■ **PROBLEM DESCRIPTION**: If a line in the entries below includes "kind", pick it out and copy it.

■ **MATERIAL FOR THIS TASK**:

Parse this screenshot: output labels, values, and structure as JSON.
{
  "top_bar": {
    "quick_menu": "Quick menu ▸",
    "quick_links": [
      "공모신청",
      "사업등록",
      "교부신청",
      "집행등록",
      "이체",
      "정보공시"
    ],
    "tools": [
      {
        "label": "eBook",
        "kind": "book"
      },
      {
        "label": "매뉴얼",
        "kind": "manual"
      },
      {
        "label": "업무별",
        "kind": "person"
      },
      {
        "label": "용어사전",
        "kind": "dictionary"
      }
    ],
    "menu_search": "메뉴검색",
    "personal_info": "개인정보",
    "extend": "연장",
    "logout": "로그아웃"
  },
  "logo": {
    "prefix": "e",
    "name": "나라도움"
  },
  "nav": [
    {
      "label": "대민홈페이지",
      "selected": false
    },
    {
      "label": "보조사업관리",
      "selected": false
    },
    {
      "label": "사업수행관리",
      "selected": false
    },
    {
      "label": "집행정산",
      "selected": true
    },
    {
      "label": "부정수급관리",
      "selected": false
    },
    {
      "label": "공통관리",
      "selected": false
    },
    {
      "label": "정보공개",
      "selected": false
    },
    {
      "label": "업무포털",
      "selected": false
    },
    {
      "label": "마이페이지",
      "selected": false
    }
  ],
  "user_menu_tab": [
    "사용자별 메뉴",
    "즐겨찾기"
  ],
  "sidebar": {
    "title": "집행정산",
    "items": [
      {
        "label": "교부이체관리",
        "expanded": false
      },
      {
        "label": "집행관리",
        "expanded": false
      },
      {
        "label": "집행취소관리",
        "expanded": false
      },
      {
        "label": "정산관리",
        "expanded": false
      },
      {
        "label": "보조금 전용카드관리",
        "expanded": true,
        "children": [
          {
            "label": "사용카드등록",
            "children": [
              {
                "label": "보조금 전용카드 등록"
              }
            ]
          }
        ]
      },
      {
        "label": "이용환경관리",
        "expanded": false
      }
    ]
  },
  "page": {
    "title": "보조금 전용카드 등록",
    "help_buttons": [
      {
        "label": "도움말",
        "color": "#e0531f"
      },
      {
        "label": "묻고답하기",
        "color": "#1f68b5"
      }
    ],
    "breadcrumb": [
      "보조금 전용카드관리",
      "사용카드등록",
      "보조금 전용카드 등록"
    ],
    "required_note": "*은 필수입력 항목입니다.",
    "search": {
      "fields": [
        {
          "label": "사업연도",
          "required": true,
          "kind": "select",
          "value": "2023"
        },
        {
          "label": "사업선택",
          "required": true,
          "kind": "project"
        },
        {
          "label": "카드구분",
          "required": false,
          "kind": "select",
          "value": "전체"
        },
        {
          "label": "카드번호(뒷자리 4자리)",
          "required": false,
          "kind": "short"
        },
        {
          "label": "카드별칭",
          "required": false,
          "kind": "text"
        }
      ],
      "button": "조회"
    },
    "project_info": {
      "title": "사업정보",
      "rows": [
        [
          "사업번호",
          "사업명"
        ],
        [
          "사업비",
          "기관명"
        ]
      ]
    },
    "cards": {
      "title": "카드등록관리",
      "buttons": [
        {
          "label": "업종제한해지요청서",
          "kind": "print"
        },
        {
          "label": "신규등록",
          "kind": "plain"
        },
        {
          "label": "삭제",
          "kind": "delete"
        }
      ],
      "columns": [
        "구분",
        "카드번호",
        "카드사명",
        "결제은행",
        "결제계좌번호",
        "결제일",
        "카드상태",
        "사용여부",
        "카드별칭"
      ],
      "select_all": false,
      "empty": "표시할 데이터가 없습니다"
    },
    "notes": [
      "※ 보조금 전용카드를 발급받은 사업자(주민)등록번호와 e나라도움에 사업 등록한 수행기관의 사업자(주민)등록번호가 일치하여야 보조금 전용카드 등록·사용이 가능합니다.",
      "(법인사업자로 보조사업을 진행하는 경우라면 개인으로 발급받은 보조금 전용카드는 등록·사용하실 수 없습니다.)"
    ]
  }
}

■ **ANSWER BOX**:
        "kind": "book"
        "kind": "manual"
        "kind": "person"
        "kind": "dictionary"
          "kind": "select",
          "kind": "project"
          "kind": "select",
          "kind": "short"
          "kind": "text"
          "kind": "print"
          "kind": "plain"
          "kind": "delete"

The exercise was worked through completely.